**WORK ITEM:** Return every line in the entries below where the word "Path" shows up.

--- START ---

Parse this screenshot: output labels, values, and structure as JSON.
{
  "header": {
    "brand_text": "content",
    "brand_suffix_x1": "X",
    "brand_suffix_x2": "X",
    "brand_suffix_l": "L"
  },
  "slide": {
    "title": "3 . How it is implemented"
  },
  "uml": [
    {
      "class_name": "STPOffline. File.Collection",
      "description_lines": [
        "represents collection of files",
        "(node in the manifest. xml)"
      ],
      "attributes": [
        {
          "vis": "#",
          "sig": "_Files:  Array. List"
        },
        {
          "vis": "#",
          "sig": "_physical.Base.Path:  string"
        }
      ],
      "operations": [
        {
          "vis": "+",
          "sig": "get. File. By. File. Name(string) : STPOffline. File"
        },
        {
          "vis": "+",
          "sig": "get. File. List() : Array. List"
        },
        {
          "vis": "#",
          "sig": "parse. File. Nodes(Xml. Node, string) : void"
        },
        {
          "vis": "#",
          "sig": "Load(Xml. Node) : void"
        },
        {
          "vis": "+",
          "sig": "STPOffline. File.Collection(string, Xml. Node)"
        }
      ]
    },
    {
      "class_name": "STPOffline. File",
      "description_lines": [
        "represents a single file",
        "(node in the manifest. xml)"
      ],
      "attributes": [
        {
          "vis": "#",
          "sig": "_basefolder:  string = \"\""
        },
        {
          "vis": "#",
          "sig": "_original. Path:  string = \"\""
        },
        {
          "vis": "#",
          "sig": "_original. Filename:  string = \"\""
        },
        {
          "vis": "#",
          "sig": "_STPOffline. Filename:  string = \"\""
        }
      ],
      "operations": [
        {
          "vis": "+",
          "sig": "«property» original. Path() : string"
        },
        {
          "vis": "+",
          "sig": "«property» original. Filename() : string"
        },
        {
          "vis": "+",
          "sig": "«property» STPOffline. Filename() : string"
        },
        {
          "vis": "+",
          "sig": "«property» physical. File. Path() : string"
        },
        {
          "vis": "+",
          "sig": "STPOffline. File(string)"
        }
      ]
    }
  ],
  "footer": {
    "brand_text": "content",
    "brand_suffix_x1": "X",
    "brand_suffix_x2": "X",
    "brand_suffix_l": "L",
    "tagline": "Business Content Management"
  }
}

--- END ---

**SOLUTION:**
          "sig": "_physical.Base.Path:  string"
          "sig": "_original. Path:  string = \"\""
          "sig": "«property» original. Path() : string"
          "sig": "«property» physical. File. Path() : string"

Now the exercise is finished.